Activity: Every line of the listing that contains the word "content" is to be copied out.

START Data for this exercise

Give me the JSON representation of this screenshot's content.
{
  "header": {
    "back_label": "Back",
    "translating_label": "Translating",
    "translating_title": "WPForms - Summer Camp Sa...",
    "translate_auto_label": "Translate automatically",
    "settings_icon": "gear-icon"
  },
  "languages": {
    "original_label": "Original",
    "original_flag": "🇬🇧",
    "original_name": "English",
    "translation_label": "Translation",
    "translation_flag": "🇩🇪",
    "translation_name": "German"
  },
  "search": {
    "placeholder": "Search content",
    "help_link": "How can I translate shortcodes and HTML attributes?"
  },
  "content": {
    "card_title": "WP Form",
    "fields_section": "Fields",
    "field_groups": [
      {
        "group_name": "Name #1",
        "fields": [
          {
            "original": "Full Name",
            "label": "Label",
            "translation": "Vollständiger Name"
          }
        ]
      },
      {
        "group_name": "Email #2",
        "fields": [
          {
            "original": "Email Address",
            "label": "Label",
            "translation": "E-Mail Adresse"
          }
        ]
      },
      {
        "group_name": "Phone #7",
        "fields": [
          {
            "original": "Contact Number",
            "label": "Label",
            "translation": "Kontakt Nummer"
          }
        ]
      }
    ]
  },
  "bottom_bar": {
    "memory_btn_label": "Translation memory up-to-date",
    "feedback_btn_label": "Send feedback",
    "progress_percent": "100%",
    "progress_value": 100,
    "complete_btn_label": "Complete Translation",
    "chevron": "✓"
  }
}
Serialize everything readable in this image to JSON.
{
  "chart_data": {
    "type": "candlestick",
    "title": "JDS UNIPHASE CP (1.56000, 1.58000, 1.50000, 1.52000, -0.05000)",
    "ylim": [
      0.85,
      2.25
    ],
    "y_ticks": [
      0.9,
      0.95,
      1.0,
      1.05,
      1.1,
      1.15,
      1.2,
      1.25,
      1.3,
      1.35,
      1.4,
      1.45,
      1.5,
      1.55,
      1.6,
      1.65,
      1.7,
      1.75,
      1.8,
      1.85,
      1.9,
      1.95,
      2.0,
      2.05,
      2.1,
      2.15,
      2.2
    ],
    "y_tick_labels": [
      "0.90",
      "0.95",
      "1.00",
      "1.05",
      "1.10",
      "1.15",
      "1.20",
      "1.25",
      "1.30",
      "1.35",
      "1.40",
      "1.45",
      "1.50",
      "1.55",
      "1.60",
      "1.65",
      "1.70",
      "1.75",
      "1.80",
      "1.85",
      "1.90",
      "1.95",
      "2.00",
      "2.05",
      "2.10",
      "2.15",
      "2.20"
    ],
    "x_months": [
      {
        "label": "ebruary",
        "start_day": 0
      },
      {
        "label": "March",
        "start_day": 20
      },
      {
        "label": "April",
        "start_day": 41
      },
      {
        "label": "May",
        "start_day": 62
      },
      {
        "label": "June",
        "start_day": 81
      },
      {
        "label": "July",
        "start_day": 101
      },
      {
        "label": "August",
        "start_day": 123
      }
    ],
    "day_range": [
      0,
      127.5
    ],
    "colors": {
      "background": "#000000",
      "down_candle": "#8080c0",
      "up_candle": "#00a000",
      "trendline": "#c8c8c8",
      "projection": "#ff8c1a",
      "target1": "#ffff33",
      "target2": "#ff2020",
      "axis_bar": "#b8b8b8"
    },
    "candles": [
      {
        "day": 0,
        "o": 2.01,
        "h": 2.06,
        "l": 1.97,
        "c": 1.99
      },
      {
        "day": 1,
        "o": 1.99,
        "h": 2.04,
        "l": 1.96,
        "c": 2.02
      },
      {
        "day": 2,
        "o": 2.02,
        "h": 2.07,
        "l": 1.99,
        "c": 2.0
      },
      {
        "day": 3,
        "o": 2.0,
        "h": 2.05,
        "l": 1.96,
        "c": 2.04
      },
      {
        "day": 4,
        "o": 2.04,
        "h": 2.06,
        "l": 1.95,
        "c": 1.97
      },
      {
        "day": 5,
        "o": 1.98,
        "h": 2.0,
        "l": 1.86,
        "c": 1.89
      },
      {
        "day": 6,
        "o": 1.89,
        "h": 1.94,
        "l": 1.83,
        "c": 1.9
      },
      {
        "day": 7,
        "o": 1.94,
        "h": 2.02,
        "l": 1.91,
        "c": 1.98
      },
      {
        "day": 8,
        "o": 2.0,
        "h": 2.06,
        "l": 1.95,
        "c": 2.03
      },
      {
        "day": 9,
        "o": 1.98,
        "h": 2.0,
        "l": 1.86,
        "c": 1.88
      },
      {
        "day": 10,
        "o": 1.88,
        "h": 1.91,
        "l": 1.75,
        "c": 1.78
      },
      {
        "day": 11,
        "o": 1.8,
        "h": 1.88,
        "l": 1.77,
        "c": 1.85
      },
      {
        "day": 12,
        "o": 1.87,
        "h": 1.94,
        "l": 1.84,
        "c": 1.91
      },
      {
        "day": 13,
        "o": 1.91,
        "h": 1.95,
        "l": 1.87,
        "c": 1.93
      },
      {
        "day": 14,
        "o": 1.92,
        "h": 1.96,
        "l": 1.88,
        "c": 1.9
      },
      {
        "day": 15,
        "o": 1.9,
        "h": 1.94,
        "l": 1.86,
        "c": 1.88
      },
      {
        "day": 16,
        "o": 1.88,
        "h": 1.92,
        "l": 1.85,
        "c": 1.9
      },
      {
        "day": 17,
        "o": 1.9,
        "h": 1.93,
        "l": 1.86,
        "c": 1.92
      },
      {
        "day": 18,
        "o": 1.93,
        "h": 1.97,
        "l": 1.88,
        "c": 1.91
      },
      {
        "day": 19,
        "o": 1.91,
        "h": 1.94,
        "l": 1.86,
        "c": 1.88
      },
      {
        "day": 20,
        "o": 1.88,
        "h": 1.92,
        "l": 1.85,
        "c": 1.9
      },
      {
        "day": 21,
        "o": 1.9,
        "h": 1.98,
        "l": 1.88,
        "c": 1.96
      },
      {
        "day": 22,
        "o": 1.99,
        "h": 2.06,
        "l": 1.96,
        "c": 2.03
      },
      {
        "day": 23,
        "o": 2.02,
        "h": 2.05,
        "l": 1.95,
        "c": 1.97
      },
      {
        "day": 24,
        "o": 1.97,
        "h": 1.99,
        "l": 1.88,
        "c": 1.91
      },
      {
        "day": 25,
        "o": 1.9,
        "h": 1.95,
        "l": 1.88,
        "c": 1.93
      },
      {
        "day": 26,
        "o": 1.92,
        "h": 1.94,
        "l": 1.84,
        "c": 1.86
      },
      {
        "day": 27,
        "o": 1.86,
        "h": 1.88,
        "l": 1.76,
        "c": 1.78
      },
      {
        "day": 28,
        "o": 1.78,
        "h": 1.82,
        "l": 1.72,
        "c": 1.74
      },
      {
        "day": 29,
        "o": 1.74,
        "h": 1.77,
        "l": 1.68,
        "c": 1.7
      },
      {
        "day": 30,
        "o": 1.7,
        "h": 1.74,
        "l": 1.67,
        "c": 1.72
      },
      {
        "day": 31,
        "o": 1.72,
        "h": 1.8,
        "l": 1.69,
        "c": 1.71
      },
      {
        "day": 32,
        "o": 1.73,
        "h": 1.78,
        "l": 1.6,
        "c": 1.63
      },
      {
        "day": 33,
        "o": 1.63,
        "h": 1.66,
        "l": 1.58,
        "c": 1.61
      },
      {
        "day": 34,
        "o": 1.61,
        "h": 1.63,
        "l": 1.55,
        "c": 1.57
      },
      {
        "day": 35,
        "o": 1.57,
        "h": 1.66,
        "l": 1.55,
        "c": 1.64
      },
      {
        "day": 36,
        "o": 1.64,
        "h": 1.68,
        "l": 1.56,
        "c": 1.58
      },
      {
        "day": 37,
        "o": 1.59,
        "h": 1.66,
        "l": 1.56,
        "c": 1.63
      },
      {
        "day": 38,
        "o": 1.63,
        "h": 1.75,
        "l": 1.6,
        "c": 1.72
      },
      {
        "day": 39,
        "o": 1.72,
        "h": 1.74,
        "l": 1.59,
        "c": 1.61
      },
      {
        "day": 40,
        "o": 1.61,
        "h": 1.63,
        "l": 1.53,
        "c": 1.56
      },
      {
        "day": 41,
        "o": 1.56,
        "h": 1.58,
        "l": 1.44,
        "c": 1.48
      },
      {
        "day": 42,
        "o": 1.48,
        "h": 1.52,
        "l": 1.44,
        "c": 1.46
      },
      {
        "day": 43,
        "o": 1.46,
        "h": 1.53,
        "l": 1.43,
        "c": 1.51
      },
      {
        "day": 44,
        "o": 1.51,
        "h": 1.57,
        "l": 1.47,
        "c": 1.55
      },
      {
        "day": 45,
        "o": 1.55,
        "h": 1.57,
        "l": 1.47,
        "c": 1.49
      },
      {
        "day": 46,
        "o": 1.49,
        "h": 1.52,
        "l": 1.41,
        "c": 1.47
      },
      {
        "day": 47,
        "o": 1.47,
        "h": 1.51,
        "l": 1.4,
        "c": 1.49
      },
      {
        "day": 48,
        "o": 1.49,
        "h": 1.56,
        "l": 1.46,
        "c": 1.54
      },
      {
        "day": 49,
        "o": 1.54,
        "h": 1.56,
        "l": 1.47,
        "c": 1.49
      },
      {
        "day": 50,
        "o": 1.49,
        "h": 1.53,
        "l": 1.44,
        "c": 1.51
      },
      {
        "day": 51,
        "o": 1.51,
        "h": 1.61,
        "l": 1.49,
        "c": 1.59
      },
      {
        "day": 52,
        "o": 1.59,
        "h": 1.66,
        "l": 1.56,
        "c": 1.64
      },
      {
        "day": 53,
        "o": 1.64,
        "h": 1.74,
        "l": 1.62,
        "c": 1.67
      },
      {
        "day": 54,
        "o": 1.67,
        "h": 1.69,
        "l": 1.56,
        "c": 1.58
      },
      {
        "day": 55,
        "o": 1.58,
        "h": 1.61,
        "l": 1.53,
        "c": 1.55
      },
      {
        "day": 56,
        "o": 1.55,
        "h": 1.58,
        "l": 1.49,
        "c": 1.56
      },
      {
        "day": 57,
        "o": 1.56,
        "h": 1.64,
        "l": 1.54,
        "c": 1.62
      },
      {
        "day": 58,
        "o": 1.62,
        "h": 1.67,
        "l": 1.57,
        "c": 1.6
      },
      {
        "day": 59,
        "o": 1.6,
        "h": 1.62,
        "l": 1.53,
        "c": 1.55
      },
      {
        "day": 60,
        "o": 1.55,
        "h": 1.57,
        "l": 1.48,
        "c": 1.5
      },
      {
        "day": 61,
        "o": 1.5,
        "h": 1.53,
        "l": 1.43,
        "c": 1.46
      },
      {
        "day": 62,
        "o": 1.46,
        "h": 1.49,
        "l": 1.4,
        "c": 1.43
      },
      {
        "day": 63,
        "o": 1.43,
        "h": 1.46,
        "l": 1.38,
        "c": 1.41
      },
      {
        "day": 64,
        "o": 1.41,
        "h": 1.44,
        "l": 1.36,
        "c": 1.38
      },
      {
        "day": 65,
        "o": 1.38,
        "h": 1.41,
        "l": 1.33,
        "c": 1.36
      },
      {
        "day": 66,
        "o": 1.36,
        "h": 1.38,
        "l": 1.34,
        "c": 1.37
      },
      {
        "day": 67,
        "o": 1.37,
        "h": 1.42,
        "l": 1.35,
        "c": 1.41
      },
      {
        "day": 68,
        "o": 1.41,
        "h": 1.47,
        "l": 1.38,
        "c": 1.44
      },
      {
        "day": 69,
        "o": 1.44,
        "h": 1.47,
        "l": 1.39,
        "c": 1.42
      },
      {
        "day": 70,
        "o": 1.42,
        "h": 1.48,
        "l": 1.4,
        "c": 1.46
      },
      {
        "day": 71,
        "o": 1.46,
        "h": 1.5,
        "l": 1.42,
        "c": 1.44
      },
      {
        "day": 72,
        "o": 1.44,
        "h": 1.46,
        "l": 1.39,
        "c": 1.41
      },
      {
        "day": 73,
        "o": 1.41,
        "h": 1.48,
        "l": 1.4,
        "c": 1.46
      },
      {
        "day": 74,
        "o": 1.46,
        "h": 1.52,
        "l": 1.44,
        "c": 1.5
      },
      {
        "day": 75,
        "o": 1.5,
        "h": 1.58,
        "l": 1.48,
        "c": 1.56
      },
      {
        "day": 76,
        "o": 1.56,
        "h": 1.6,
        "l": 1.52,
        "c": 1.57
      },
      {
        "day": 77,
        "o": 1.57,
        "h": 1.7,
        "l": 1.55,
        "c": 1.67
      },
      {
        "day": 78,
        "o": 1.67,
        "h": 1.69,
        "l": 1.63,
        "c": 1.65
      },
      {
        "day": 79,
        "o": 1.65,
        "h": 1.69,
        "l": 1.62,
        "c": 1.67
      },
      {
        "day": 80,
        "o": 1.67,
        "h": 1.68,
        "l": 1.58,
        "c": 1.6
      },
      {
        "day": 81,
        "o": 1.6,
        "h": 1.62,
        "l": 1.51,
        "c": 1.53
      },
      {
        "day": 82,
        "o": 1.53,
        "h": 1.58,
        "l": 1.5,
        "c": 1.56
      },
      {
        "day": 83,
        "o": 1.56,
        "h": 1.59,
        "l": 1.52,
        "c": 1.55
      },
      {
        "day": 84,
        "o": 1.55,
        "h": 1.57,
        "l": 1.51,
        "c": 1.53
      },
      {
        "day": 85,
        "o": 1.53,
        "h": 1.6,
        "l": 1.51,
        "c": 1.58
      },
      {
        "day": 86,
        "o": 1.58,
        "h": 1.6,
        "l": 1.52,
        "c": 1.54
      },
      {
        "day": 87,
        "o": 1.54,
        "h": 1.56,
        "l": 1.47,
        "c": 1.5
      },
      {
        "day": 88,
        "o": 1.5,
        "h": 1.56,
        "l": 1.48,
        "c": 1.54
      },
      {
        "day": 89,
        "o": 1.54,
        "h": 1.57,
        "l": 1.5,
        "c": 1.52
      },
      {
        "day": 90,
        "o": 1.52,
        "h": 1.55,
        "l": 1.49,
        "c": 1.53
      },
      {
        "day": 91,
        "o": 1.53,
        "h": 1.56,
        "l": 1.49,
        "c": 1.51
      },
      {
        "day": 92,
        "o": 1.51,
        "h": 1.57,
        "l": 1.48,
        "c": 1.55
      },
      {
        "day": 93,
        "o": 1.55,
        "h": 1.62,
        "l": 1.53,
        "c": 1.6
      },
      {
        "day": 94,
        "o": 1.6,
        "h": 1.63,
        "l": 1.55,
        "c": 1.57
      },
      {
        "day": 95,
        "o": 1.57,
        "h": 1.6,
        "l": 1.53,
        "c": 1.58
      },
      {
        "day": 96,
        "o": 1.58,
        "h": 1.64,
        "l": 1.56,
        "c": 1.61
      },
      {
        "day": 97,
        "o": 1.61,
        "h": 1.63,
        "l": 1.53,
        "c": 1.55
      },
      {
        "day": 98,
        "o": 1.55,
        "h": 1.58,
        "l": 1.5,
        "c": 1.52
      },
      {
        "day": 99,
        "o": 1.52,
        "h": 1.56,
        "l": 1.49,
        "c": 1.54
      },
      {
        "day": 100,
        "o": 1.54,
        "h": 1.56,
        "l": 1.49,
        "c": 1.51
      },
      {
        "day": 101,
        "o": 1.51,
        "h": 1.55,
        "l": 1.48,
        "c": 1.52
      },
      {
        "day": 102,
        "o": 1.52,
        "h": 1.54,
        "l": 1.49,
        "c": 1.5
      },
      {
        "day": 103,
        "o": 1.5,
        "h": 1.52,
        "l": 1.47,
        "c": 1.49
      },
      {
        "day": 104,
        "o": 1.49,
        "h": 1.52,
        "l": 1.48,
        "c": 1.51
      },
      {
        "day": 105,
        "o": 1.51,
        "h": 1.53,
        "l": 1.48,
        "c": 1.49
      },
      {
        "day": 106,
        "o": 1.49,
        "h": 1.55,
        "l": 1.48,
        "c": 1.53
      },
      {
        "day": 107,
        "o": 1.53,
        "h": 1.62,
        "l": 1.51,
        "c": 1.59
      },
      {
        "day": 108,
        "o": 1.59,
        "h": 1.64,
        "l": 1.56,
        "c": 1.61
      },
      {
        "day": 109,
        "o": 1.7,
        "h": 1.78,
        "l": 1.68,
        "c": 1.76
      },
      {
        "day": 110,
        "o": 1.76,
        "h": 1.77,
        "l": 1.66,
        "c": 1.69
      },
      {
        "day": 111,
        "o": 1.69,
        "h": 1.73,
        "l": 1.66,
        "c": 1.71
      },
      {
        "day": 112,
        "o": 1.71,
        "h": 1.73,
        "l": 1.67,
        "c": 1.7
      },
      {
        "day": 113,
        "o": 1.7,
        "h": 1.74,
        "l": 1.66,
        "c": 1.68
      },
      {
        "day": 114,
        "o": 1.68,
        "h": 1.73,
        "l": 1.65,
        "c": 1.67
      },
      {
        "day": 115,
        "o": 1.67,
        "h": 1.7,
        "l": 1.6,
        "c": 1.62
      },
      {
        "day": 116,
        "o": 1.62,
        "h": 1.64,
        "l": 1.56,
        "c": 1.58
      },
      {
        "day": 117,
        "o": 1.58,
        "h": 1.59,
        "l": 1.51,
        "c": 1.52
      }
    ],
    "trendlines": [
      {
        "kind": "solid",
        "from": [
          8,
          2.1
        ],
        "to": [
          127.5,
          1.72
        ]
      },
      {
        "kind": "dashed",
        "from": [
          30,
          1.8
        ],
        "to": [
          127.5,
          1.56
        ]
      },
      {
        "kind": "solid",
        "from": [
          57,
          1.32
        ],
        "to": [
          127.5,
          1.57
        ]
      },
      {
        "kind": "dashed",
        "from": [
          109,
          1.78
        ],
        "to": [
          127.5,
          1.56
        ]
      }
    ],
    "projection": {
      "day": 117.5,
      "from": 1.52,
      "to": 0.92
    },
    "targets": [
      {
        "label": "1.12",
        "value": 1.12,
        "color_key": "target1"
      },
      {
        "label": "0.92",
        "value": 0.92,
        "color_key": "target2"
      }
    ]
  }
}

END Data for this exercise

Final answer:
Give me the JSON representation of this screenshot's content.
    "placeholder": "Search content",
  "content": {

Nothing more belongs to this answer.